Ad Council Recruits Top Creatives for War Effort

The Advertising Council is searching for an “elite” group of creative talent to work on a national war ad campaign in conjunction with the White House.

The plan is to form a group similar to the Tuesday Team, which pulled agency executives together to promote Ronald Reagan’s 1984 presidential bid. The group will design a strategy for several PSA campaigns that will respond to the Sept. 11 terrorist attacks, said Peggy Conlon, Ad Council president and CEO.

Details have not yet been worked out, but the overall campaign is likely to address such issues as anti-discrimination, tolerance, parental responses and mental health, among others.

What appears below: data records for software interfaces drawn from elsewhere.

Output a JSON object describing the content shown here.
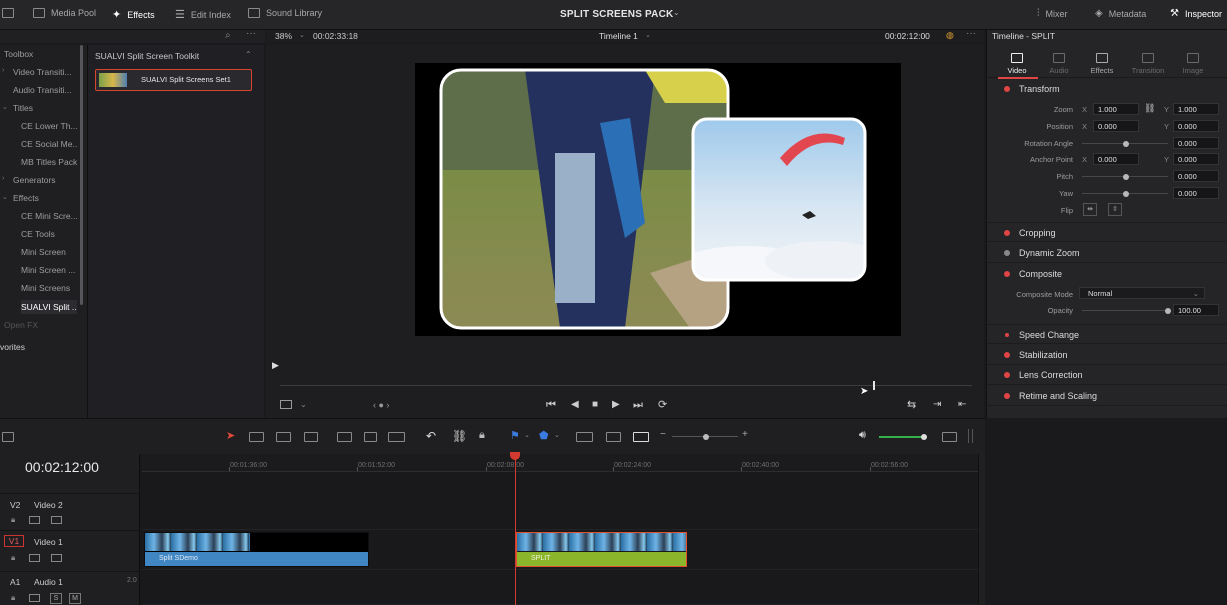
{
  "app": {
    "project_title": "SPLIT SCREENS PACK"
  },
  "top_tabs": [
    {
      "label": "Media Pool"
    },
    {
      "label": "Effects"
    },
    {
      "label": "Edit Index"
    },
    {
      "label": "Sound Library"
    }
  ],
  "right_tabs": [
    {
      "label": "Mixer"
    },
    {
      "label": "Metadata"
    },
    {
      "label": "Inspector"
    }
  ],
  "toolbox": {
    "header": "Toolbox",
    "items": [
      "Video Transiti...",
      "Audio Transiti...",
      "Titles",
      "CE Lower Th...",
      "CE Social Me...",
      "MB Titles Pack",
      "Generators",
      "Effects",
      "CE Mini Scre...",
      "CE Tools",
      "Mini Screen",
      "Mini Screen ...",
      "Mini Screens",
      "SUALVI Split ...",
      "Open FX"
    ],
    "favorites": "vorites"
  },
  "effects_panel": {
    "header": "SUALVI Split Screen Toolkit",
    "item": "SUALVI Split Screens Set1"
  },
  "viewer": {
    "zoom": "38%",
    "source_tc": "00:02:33:18",
    "timeline_name": "Timeline 1",
    "record_tc": "00:02:12:00"
  },
  "inspector": {
    "title": "Timeline - SPLIT",
    "tabs": [
      "Video",
      "Audio",
      "Effects",
      "Transition",
      "Image"
    ],
    "transform_label": "Transform",
    "zoom": {
      "label": "Zoom",
      "x": "1.000",
      "y": "1.000"
    },
    "position": {
      "label": "Position",
      "x": "0.000",
      "y": "0.000"
    },
    "rotation": {
      "label": "Rotation Angle",
      "value": "0.000"
    },
    "anchor": {
      "label": "Anchor Point",
      "x": "0.000",
      "y": "0.000"
    },
    "pitch": {
      "label": "Pitch",
      "value": "0.000"
    },
    "yaw": {
      "label": "Yaw",
      "value": "0.000"
    },
    "flip": {
      "label": "Flip"
    },
    "axis": {
      "x": "X",
      "y": "Y"
    },
    "sections": [
      "Cropping",
      "Dynamic Zoom",
      "Composite"
    ],
    "composite": {
      "mode_label": "Composite Mode",
      "mode_value": "Normal",
      "opacity_label": "Opacity",
      "opacity_value": "100.00"
    },
    "more_sections": [
      "Speed Change",
      "Stabilization",
      "Lens Correction",
      "Retime and Scaling"
    ]
  },
  "timeline": {
    "timecode": "00:02:12:00",
    "ruler": [
      "00:01:36:00",
      "00:01:52:00",
      "00:02:08:00",
      "00:02:24:00",
      "00:02:40:00",
      "00:02:56:00"
    ],
    "tracks": [
      {
        "id": "V2",
        "name": "Video 2"
      },
      {
        "id": "V1",
        "name": "Video 1"
      },
      {
        "id": "A1",
        "name": "Audio 1",
        "channels": "2.0"
      }
    ],
    "clips": [
      {
        "name": "Split SDemo"
      },
      {
        "name": "SPLIT"
      }
    ],
    "audio_btns": {
      "s": "S",
      "m": "M"
    }
  },
  "colors": {
    "accent_red": "#e04444",
    "clip_blue": "#3f86c3",
    "clip_green": "#8bb52a",
    "playhead": "#d43a2f"
  }
}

At least 12 shops would then be asked to produce the pro bono ads.

Rather than have agencies work with the Ad Council on an ad hoc basis–the method used for current ads by McCann-Erickson in New York featuring Laura Bush and by GSD&M in Austin focusing on diversity–the ad industry wants to coor- dinate its future efforts under one umbrella, Conlon said.

The goal is to have three to five team members working on a part- or full-time basis, Conlon said. So far, the Council has contacted Phil Dusenberry, chairman of BBDO, New York, and Ron Berger, CEO and chief creative officer of Messner Vetere Berger McNamee Schmetterer/Euro RSCG.

Dusenberry, part of the Tuesday Team, said he is considering the offer, which was extended last week by American Association of Advertising Agencies president O. Burtch Drake. Widespread exposure is needed to make the plan work, Dusenberry said, adding, “I am confident they would get enough [media time], because what could be more important than this?”

Berger, who chairs the 4A’s creative committee, said he was invited to participate during a 4A’s board meeting on Tuesday at which the plan was first discussed. He declined to join. “I can’t do this full-time, but I think our involvement in some way would be a possibility,” he said.

The Ad Council was formed after the attack on Pearl Harbor. It created such World War II ad efforts as Rosie the Riveter and the slogan “Loose lips sink ships.”